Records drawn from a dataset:

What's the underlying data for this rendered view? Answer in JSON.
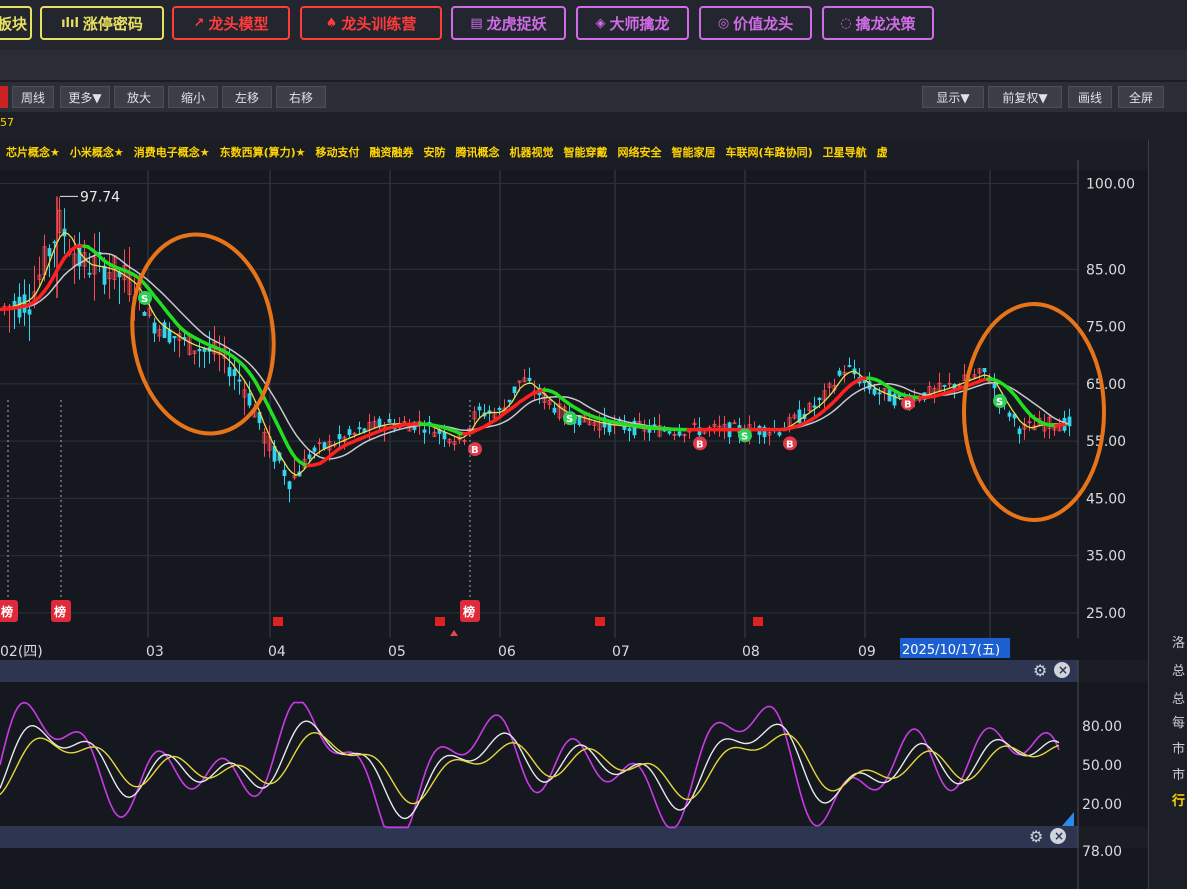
{
  "top_buttons": [
    {
      "label": "板块",
      "color": "#e8e060",
      "icon": "block-icon"
    },
    {
      "label": "涨停密码",
      "color": "#e8e060",
      "icon": "bars-icon"
    },
    {
      "label": "龙头模型",
      "color": "#ff3b3b",
      "icon": "trend-icon"
    },
    {
      "label": "龙头训练营",
      "color": "#ff3b3b",
      "icon": "dragon-icon"
    },
    {
      "label": "龙虎捉妖",
      "color": "#cf6ce6",
      "icon": "book-icon"
    },
    {
      "label": "大师擒龙",
      "color": "#cf6ce6",
      "icon": "cube-icon"
    },
    {
      "label": "价值龙头",
      "color": "#cf6ce6",
      "icon": "circle-icon"
    },
    {
      "label": "擒龙决策",
      "color": "#cf6ce6",
      "icon": "wave-icon"
    }
  ],
  "toolbar": {
    "left": [
      "周线",
      "更多▼",
      "放大",
      "缩小",
      "左移",
      "右移"
    ],
    "right": [
      "显示▼",
      "前复权▼",
      "画线",
      "全屏"
    ]
  },
  "code_fragment": "57",
  "concept_tags": [
    "芯片概念★",
    "小米概念★",
    "消费电子概念★",
    "东数西算(算力)★",
    "移动支付",
    "融资融券",
    "安防",
    "腾讯概念",
    "机器视觉",
    "智能穿戴",
    "网络安全",
    "智能家居",
    "车联网(车路协同)",
    "卫星导航",
    "虚"
  ],
  "chart_data": {
    "type": "candlestick",
    "price_axis": [
      "100.00",
      "85.00",
      "75.00",
      "65.00",
      "55.00",
      "45.00",
      "35.00",
      "25.00"
    ],
    "price_ticks": [
      100,
      85,
      75,
      65,
      55,
      45,
      35,
      25
    ],
    "ylim": [
      22,
      102
    ],
    "peak_label": "97.74",
    "peak_value": 97.74,
    "x_labels": [
      "02(四)",
      "03",
      "04",
      "05",
      "06",
      "07",
      "08",
      "09"
    ],
    "current_date": "2025/10/17(五)",
    "signal_markers": [
      "B",
      "B",
      "B",
      "B",
      "S",
      "S",
      "S",
      "S"
    ],
    "event_markers": [
      "榜",
      "榜",
      "榜"
    ],
    "ma_series": [
      {
        "color": "#ff2020"
      },
      {
        "color": "#22dd22"
      },
      {
        "color": "#e8e050"
      },
      {
        "color": "#c8c8d0"
      }
    ],
    "indicator": {
      "axis": [
        "80.00",
        "50.00",
        "20.00"
      ],
      "ticks": [
        80,
        50,
        20
      ],
      "ylim": [
        0,
        100
      ],
      "series": [
        {
          "color": "#c93ae6"
        },
        {
          "color": "#e8e8ee"
        },
        {
          "color": "#e6d83a"
        }
      ]
    },
    "third_panel_axis": "78.00"
  },
  "right_panel_chars": [
    "洛",
    "总",
    "总",
    "每",
    "市",
    "市",
    "行"
  ],
  "annotation_color": "#e8741a"
}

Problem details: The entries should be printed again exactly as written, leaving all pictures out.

Solved problem:
What's the underlying data for this rendered view? Answer in JSON.
{
  "top_buttons": [
    {
      "label": "板块",
      "color": "#e8e060",
      "icon": "block-icon"
    },
    {
      "label": "涨停密码",
      "color": "#e8e060",
      "icon": "bars-icon"
    },
    {
      "label": "龙头模型",
      "color": "#ff3b3b",
      "icon": "trend-icon"
    },
    {
      "label": "龙头训练营",
      "color": "#ff3b3b",
      "icon": "dragon-icon"
    },
    {
      "label": "龙虎捉妖",
      "color": "#cf6ce6",
      "icon": "book-icon"
    },
    {
      "label": "大师擒龙",
      "color": "#cf6ce6",
      "icon": "cube-icon"
    },
    {
      "label": "价值龙头",
      "color": "#cf6ce6",
      "icon": "circle-icon"
    },
    {
      "label": "擒龙决策",
      "color": "#cf6ce6",
      "icon": "wave-icon"
    }
  ],
  "toolbar": {
    "left": [
      "周线",
      "更多▼",
      "放大",
      "缩小",
      "左移",
      "右移"
    ],
    "right": [
      "显示▼",
      "前复权▼",
      "画线",
      "全屏"
    ]
  },
  "code_fragment": "57",
  "concept_tags": [
    "芯片概念★",
    "小米概念★",
    "消费电子概念★",
    "东数西算(算力)★",
    "移动支付",
    "融资融券",
    "安防",
    "腾讯概念",
    "机器视觉",
    "智能穿戴",
    "网络安全",
    "智能家居",
    "车联网(车路协同)",
    "卫星导航",
    "虚"
  ],
  "chart_data": {
    "type": "candlestick",
    "price_axis": [
      "100.00",
      "85.00",
      "75.00",
      "65.00",
      "55.00",
      "45.00",
      "35.00",
      "25.00"
    ],
    "price_ticks": [
      100,
      85,
      75,
      65,
      55,
      45,
      35,
      25
    ],
    "ylim": [
      22,
      102
    ],
    "peak_label": "97.74",
    "peak_value": 97.74,
    "x_labels": [
      "02(四)",
      "03",
      "04",
      "05",
      "06",
      "07",
      "08",
      "09"
    ],
    "current_date": "2025/10/17(五)",
    "signal_markers": [
      "B",
      "B",
      "B",
      "B",
      "S",
      "S",
      "S",
      "S"
    ],
    "event_markers": [
      "榜",
      "榜",
      "榜"
    ],
    "ma_series": [
      {
        "color": "#ff2020"
      },
      {
        "color": "#22dd22"
      },
      {
        "color": "#e8e050"
      },
      {
        "color": "#c8c8d0"
      }
    ],
    "indicator": {
      "axis": [
        "80.00",
        "50.00",
        "20.00"
      ],
      "ticks": [
        80,
        50,
        20
      ],
      "ylim": [
        0,
        100
      ],
      "series": [
        {
          "color": "#c93ae6"
        },
        {
          "color": "#e8e8ee"
        },
        {
          "color": "#e6d83a"
        }
      ]
    },
    "third_panel_axis": "78.00"
  },
  "right_panel_chars": [
    "洛",
    "总",
    "总",
    "每",
    "市",
    "市",
    "行"
  ],
  "annotation_color": "#e8741a"
}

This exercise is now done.